▸ What this task involves
Every line from the line containing "Give me the" through the final line of the data is to be printed exactly; no other line is to appear.

=====

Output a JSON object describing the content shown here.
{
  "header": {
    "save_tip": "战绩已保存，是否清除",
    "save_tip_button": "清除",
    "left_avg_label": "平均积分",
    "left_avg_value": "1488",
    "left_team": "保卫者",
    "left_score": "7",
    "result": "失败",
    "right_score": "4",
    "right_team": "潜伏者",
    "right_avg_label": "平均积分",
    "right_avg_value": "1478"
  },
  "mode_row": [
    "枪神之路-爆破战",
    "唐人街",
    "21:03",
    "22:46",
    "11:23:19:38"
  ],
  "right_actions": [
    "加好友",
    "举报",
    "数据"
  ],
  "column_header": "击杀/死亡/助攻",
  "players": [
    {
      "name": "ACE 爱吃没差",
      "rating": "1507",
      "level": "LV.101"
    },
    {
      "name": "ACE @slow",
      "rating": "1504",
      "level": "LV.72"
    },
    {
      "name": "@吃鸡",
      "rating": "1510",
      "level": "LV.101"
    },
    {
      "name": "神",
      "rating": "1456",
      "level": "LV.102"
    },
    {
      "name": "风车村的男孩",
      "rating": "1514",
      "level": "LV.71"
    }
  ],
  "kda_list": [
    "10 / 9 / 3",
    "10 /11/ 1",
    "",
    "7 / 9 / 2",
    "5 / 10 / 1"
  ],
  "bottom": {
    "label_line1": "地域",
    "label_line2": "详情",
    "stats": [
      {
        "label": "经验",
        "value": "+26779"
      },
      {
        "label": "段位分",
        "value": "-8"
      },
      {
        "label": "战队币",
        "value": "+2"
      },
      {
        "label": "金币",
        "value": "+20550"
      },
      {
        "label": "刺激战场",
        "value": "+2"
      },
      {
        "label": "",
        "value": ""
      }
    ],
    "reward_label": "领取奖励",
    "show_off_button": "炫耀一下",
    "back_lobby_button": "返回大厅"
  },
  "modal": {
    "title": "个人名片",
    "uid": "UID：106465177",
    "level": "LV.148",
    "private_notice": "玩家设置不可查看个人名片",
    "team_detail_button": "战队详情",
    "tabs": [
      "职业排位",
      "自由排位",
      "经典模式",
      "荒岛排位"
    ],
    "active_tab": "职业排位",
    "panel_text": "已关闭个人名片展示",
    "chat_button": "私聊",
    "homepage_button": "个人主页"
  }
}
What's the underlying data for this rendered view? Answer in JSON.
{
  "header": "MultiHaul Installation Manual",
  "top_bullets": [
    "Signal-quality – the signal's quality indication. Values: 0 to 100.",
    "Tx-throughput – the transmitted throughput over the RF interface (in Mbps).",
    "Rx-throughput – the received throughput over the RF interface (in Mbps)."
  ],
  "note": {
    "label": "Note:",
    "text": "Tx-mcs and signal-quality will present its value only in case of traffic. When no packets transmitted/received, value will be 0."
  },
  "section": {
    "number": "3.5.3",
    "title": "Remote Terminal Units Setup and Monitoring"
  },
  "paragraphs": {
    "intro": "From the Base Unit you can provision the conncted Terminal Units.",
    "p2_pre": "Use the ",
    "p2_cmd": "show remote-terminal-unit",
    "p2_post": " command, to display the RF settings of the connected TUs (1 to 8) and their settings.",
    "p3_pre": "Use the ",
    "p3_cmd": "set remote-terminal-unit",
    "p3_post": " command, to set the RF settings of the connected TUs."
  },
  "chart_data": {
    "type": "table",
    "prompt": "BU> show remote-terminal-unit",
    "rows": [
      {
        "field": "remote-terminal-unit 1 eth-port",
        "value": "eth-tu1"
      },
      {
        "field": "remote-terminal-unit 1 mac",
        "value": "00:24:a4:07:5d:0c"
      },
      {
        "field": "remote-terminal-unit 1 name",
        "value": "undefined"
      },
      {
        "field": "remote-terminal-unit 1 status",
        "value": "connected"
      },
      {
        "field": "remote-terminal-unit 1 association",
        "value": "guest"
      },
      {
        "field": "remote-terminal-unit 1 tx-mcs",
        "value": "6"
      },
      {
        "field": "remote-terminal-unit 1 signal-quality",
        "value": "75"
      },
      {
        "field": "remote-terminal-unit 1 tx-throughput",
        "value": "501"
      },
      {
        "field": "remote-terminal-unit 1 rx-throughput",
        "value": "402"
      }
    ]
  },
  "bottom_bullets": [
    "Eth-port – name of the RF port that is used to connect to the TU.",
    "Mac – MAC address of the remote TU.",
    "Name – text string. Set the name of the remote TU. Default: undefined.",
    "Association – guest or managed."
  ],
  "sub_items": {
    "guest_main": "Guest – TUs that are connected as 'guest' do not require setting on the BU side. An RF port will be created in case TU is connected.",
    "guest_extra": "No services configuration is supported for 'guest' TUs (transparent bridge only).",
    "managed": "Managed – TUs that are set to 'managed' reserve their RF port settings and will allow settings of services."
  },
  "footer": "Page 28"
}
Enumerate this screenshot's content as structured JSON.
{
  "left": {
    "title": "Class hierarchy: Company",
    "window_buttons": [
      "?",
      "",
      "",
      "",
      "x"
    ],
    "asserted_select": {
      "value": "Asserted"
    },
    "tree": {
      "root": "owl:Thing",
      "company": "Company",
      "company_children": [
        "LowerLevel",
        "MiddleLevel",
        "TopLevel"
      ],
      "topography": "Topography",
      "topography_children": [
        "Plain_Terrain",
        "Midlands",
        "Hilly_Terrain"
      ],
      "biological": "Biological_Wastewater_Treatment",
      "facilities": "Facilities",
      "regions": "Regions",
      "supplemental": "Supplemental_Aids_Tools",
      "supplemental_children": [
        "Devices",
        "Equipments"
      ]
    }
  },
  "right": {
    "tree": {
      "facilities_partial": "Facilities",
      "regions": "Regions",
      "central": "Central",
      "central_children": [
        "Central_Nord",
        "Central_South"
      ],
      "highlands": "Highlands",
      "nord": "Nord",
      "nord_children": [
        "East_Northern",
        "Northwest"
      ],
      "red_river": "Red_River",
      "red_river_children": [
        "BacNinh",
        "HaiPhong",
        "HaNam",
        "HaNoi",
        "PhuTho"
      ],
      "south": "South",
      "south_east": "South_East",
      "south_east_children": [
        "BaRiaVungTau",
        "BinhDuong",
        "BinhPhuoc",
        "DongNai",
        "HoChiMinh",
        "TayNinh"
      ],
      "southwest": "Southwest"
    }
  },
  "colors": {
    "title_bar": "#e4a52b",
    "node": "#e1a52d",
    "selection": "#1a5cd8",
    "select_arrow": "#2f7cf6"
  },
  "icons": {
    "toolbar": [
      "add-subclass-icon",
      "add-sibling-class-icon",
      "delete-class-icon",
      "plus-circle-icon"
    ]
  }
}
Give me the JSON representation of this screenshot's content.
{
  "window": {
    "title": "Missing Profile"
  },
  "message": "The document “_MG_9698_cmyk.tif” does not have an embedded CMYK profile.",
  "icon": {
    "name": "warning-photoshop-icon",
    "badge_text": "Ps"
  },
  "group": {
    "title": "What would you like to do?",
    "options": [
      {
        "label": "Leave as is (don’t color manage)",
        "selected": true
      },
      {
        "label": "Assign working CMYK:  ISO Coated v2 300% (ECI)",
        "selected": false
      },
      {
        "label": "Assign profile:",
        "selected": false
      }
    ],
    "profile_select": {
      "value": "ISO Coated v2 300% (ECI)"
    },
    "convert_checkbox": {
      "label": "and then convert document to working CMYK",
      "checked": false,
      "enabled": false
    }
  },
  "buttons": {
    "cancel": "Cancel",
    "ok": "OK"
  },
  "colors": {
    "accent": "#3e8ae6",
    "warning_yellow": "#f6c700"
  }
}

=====

▸ Your response
Give me the JSON representation of this screenshot's content.
{
  "window": {
    "title": "Missing Profile"
  },
  "message": "The document “_MG_9698_cmyk.tif” does not have an embedded CMYK profile.",
  "icon": {
    "name": "warning-photoshop-icon",
    "badge_text": "Ps"
  },
  "group": {
    "title": "What would you like to do?",
    "options": [
      {
        "label": "Leave as is (don’t color manage)",
        "selected": true
      },
      {
        "label": "Assign working CMYK:  ISO Coated v2 300% (ECI)",
        "selected": false
      },
      {
        "label": "Assign profile:",
        "selected": false
      }
    ],
    "profile_select": {
      "value": "ISO Coated v2 300% (ECI)"
    },
    "convert_checkbox": {
      "label": "and then convert document to working CMYK",
      "checked": false,
      "enabled": false
    }
  },
  "buttons": {
    "cancel": "Cancel",
    "ok": "OK"
  },
  "colors": {
    "accent": "#3e8ae6",
    "warning_yellow": "#f6c700"
  }
}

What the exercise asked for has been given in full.